The vast majority of penalties meted out by the IRS go unabated. Why? Most likely because people don’t know to ask for penalty relief – or they don’t think it’s worth the time or effort. Here’s why it is worth looking into.

Not filing and not paying are the most common penalties

With nearly 150 penalties in the Internal Revenue Code, you may be surprised that only a few common penalties make up 74% of all penalties issued. The most common penalties are:

  • Failure to pay penalty – 56% of all penalties, imposed if you don’t pay taxes on time
  • Failure to file penalty – 14% of all penalties, imposed if you don’t file a return on time
  • Failure to deposit penalty – 4% of all penalties, imposed if a business doesn’t pay employment taxes on time, or pays them incorrectly

A common nuisance penalty is the late-filing penalty for partnerships and S corporations. The estimated tax penalty is often disputed by taxpayers via providing an exception when filing the tax return.

Reasons the IRS will remove penalties

You can request penalty abatement for the most common penalties using four reasons:

1. Statutory exception: proving a specific authoritative exclusion to the penalty

Statutory exceptions are uncommon and are easily explained to the IRS, mostly at tax filing. Examples include disaster relief or combat zone relief.

2. IRS error: documenting that the error was the result of reliance on IRS advice

This penalty relief argument is typically unsuccessful and isn’t used much. You need to have documented erroneous advice from the IRS that you reasonably relied on, and the IRS doesn’t put tax advice in writing very often. The Internal Revenue Manual also states that the IRS allows penalty relief based on erroneous oral advice, but this is not seen much in practice.

3. Reasonable cause: providing a valid reason that you couldn’t comply based on your facts and circumstances

People argue all the time that they followed erroneous guidance of their tax software or tax professional. This type of argument falls under reasonable cause.

To successfully present a reasonable cause argument for late filing and payment, you must demonstrate that you exercised ordinary business care and prudence but couldn’t comply. You must also demonstrate that your noncompliance was not due to willful neglect.

Most people haven’t been successful with reasonable cause arguments before the IRS, especially in court. In fact, most determinations never get to court – they are administrative determinations made by the IRS.

To be successful in reasonable cause determinations, you’ll need to make sure that the IRS considers all your facts and circumstances. If you get a penalty abatement denial letter that doesn’t address all the facts and arguments presented in your request, you should request an appeal of the determination.

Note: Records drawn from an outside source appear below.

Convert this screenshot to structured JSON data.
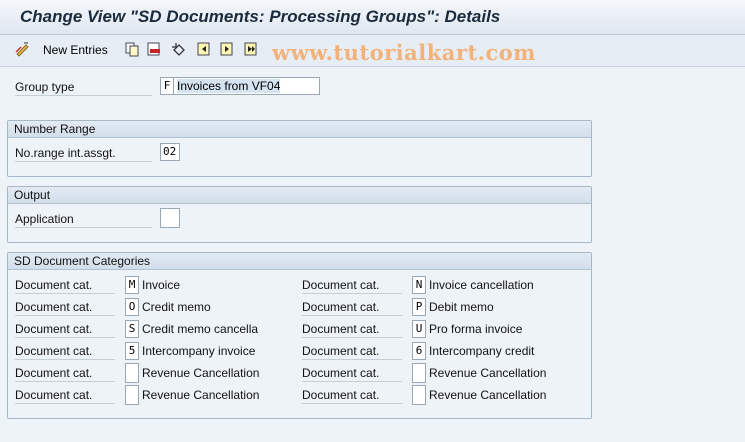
{
  "window": {
    "title": "Change View \"SD Documents: Processing Groups\": Details"
  },
  "toolbar": {
    "new_entries_label": "New Entries",
    "watermark": "www.tutorialkart.com",
    "icons": [
      "edit-icon",
      "copy-icon",
      "delete-icon",
      "undo-icon",
      "first-page-icon",
      "previous-page-icon",
      "next-page-icon"
    ]
  },
  "group_type": {
    "label": "Group type",
    "value": "F",
    "description": "Invoices from VF04"
  },
  "number_range": {
    "title": "Number Range",
    "label": "No.range int.assgt.",
    "value": "02"
  },
  "output": {
    "title": "Output",
    "label": "Application",
    "value": ""
  },
  "categories": {
    "title": "SD Document Categories",
    "left": [
      {
        "label": "Document cat.",
        "value": "M",
        "description": "Invoice"
      },
      {
        "label": "Document cat.",
        "value": "O",
        "description": "Credit memo"
      },
      {
        "label": "Document cat.",
        "value": "S",
        "description": "Credit memo cancella"
      },
      {
        "label": "Document cat.",
        "value": "5",
        "description": "Intercompany invoice"
      },
      {
        "label": "Document cat.",
        "value": "",
        "description": "Revenue Cancellation"
      },
      {
        "label": "Document cat.",
        "value": "",
        "description": "Revenue Cancellation"
      }
    ],
    "right": [
      {
        "label": "Document cat.",
        "value": "N",
        "description": "Invoice cancellation"
      },
      {
        "label": "Document cat.",
        "value": "P",
        "description": "Debit memo"
      },
      {
        "label": "Document cat.",
        "value": "U",
        "description": "Pro forma invoice"
      },
      {
        "label": "Document cat.",
        "value": "6",
        "description": "Intercompany credit"
      },
      {
        "label": "Document cat.",
        "value": "",
        "description": "Revenue Cancellation"
      },
      {
        "label": "Document cat.",
        "value": "",
        "description": "Revenue Cancellation"
      }
    ]
  }
}
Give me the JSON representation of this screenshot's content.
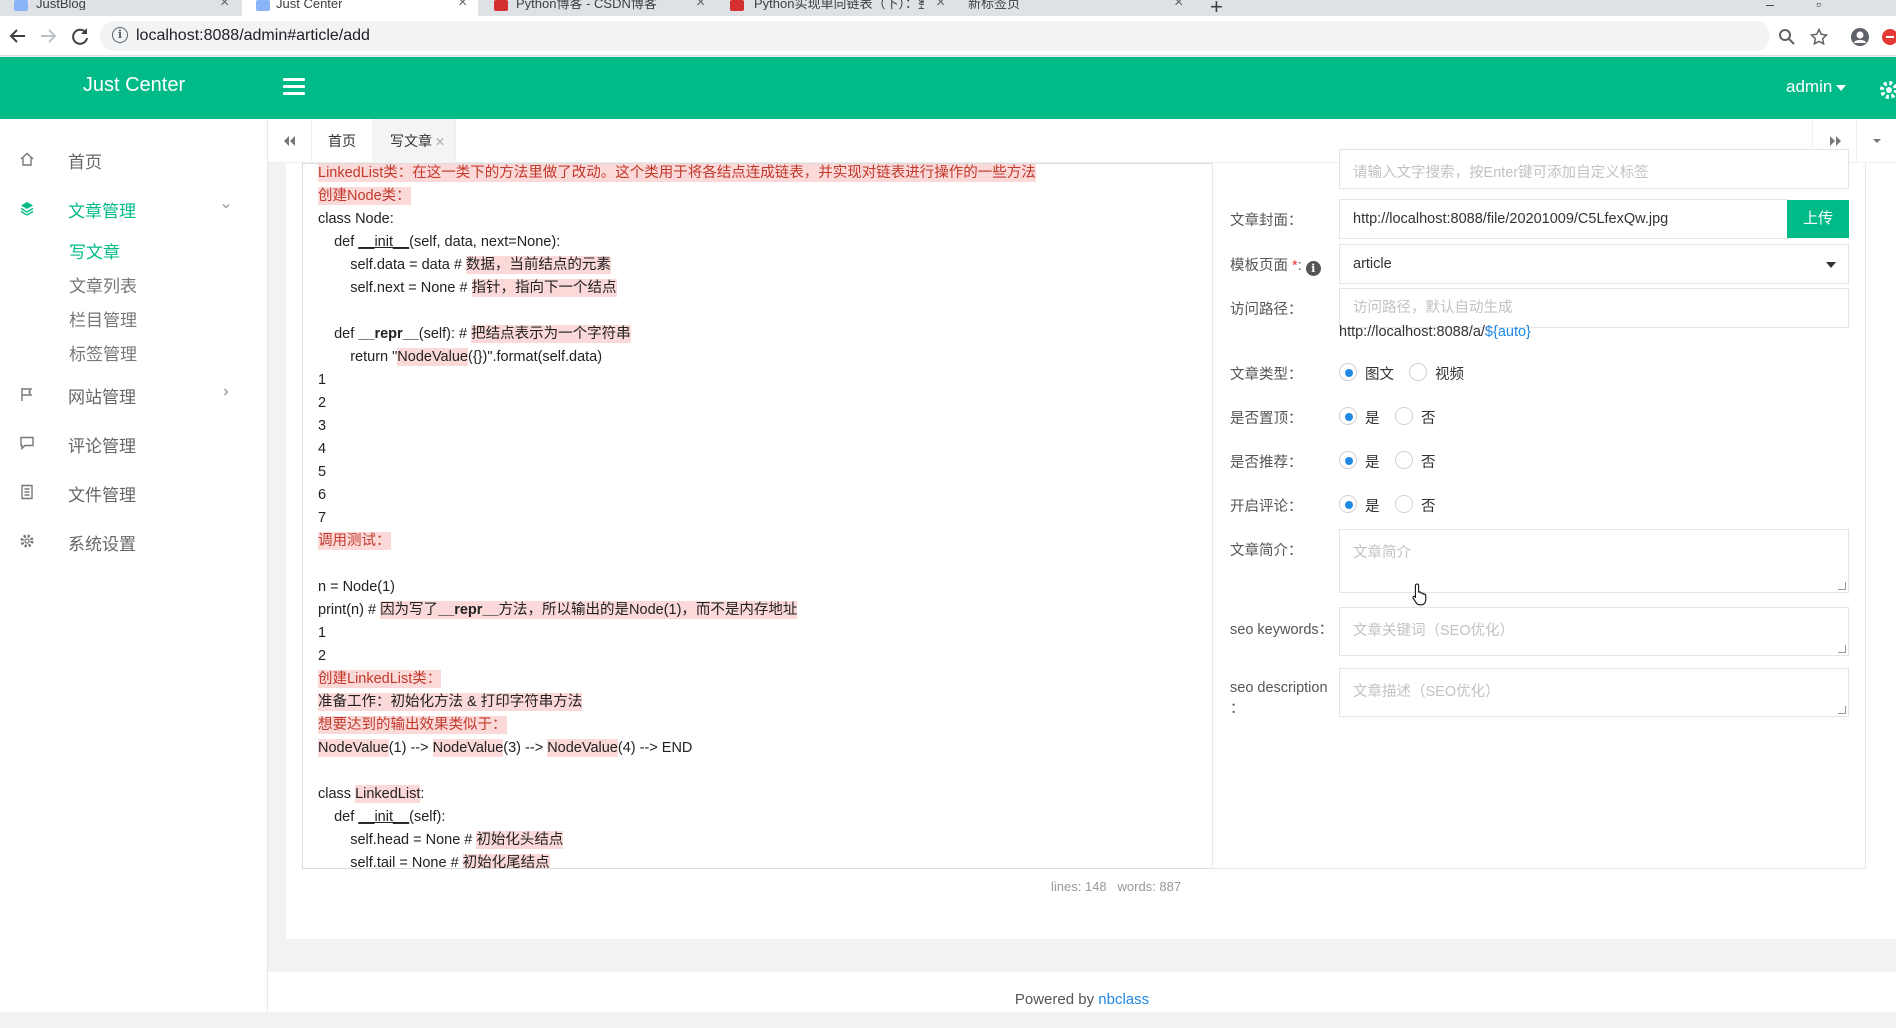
{
  "browser": {
    "tabs": [
      {
        "title": "JustBlog",
        "color": "#8ab4f8"
      },
      {
        "title": "Just Center",
        "color": "#8ab4f8"
      },
      {
        "title": "Python博客 - CSDN博客",
        "color": "#d32f2f"
      },
      {
        "title": "Python实现单向链表（下）：整",
        "color": "#d32f2f"
      },
      {
        "title": "新标签页",
        "color": ""
      }
    ],
    "url": "localhost:8088/admin#article/add"
  },
  "header": {
    "logo": "Just Center",
    "user": "admin"
  },
  "sidebar": {
    "items": [
      {
        "label": "首页",
        "icon": "home-icon"
      },
      {
        "label": "文章管理",
        "icon": "layers-icon",
        "open": true,
        "children": [
          "写文章",
          "文章列表",
          "栏目管理",
          "标签管理"
        ]
      },
      {
        "label": "网站管理",
        "icon": "flag-icon"
      },
      {
        "label": "评论管理",
        "icon": "comment-icon"
      },
      {
        "label": "文件管理",
        "icon": "file-icon"
      },
      {
        "label": "系统设置",
        "icon": "gear-icon"
      }
    ]
  },
  "page_tabs": [
    {
      "label": "首页",
      "closable": false
    },
    {
      "label": "写文章",
      "closable": true,
      "active": true
    }
  ],
  "editor": {
    "lines": [
      [
        {
          "t": "LinkedList类：在这一类下的方法里做了改动。这个类用于将各结点连成链表，并实现对链表进行操作的一些方法",
          "hl": true
        }
      ],
      [
        {
          "t": "创建Node类：",
          "hl": true
        }
      ],
      [
        {
          "t": "class Node:"
        }
      ],
      [
        {
          "t": "    def "
        },
        {
          "t": "__init__",
          "u": true
        },
        {
          "t": "(self, data, next=None):"
        }
      ],
      [
        {
          "t": "        self.data = data # "
        },
        {
          "t": "数据，当前结点的元素",
          "hl": true,
          "bk": true
        }
      ],
      [
        {
          "t": "        self.next = None # "
        },
        {
          "t": "指针，指向下一个结点",
          "hl": true,
          "bk": true
        }
      ],
      [
        {
          "t": ""
        }
      ],
      [
        {
          "t": "    def "
        },
        {
          "t": "__repr__",
          "b": true
        },
        {
          "t": "(self): # "
        },
        {
          "t": "把结点表示为一个字符串",
          "hl": true,
          "bk": true
        }
      ],
      [
        {
          "t": "        return \""
        },
        {
          "t": "NodeValue",
          "hl": true,
          "bk": true
        },
        {
          "t": "({})\".format(self.data)"
        }
      ],
      [
        {
          "t": "1"
        }
      ],
      [
        {
          "t": "2"
        }
      ],
      [
        {
          "t": "3"
        }
      ],
      [
        {
          "t": "4"
        }
      ],
      [
        {
          "t": "5"
        }
      ],
      [
        {
          "t": "6"
        }
      ],
      [
        {
          "t": "7"
        }
      ],
      [
        {
          "t": "调用测试：",
          "hl": true
        }
      ],
      [
        {
          "t": ""
        }
      ],
      [
        {
          "t": "n = Node(1)"
        }
      ],
      [
        {
          "t": "print(n) # "
        },
        {
          "t": "因为写了",
          "hl": true,
          "bk": true
        },
        {
          "t": "__repr__",
          "hl": true,
          "bk": true,
          "b": true
        },
        {
          "t": "方法，所以输出的是Node(1)，而不是内存地址",
          "hl": true,
          "bk": true
        }
      ],
      [
        {
          "t": "1"
        }
      ],
      [
        {
          "t": "2"
        }
      ],
      [
        {
          "t": "创建LinkedList类：",
          "hl": true
        }
      ],
      [
        {
          "t": "准备工作：初始化方法 & 打印字符串方法",
          "hl": true,
          "bk": true
        }
      ],
      [
        {
          "t": "想要达到的输出效果类似于：",
          "hl": true
        }
      ],
      [
        {
          "t": "NodeValue",
          "hl": true,
          "bk": true
        },
        {
          "t": "(1) --> "
        },
        {
          "t": "NodeValue",
          "hl": true,
          "bk": true
        },
        {
          "t": "(3) --> "
        },
        {
          "t": "NodeValue",
          "hl": true,
          "bk": true
        },
        {
          "t": "(4) --> END"
        }
      ],
      [
        {
          "t": ""
        }
      ],
      [
        {
          "t": "class "
        },
        {
          "t": "LinkedList",
          "hl": true,
          "bk": true
        },
        {
          "t": ":"
        }
      ],
      [
        {
          "t": "    def "
        },
        {
          "t": "__init__",
          "u": true
        },
        {
          "t": "(self):"
        }
      ],
      [
        {
          "t": "        self.head = None # "
        },
        {
          "t": "初始化头结点",
          "hl": true,
          "bk": true
        }
      ],
      [
        {
          "t": "        self.tail = None # "
        },
        {
          "t": "初始化尾结点",
          "hl": true,
          "bk": true
        }
      ]
    ],
    "status_lines": "lines: 148",
    "status_words": "words: 887"
  },
  "form": {
    "tags_placeholder": "请输入文字搜索，按Enter键可添加自定义标签",
    "cover_label": "文章封面：",
    "cover_value": "http://localhost:8088/file/20201009/C5LfexQw.jpg",
    "upload_label": "上传",
    "template_label": "模板页面",
    "template_req": "*",
    "template_colon": ":",
    "template_value": "article",
    "path_label": "访问路径：",
    "path_placeholder": "访问路径，默认自动生成",
    "path_prefix": "http://localhost:8088/a/",
    "path_auto": "${auto}",
    "type_label": "文章类型：",
    "type_options": [
      "图文",
      "视频"
    ],
    "top_label": "是否置顶：",
    "recommend_label": "是否推荐：",
    "comment_label": "开启评论：",
    "yes": "是",
    "no": "否",
    "summary_label": "文章简介：",
    "summary_placeholder": "文章简介",
    "seo_keywords_label": "seo keywords：",
    "seo_keywords_placeholder": "文章关键词（SEO优化）",
    "seo_desc_label": "seo description",
    "seo_desc_colon": "：",
    "seo_desc_placeholder": "文章描述（SEO优化）"
  },
  "footer": {
    "text": "Powered by ",
    "link": "nbclass"
  },
  "colors": {
    "accent": "#00bb88",
    "radio_on": "#1e88e5",
    "highlight_bg": "#fcd9d9"
  }
}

4. Administrative waiver: taking advantage of a provision that facilitates effective tax administration

Under certain conditions the IRS will provide administrative relief from penalties. The most widely available administrative waiver is first-time penalty abatement (FTA).

You can use the FTA to abate the failure to file, failure to pay, and failure to deposit penalties for one tax period if you’ve had a clean compliance history for the past three years. You can use FTA for penalties on Form 1040, Form 1120, and payroll and pass-through entities.

FTA is the easiest of all penalty relief options. You can request one by calling the toll-free number on your IRS notice. Additionally, you can have your tax professional can call the dedicated tax pro hotline or compliance unit (if applicable) to request FTA for any penalty amount.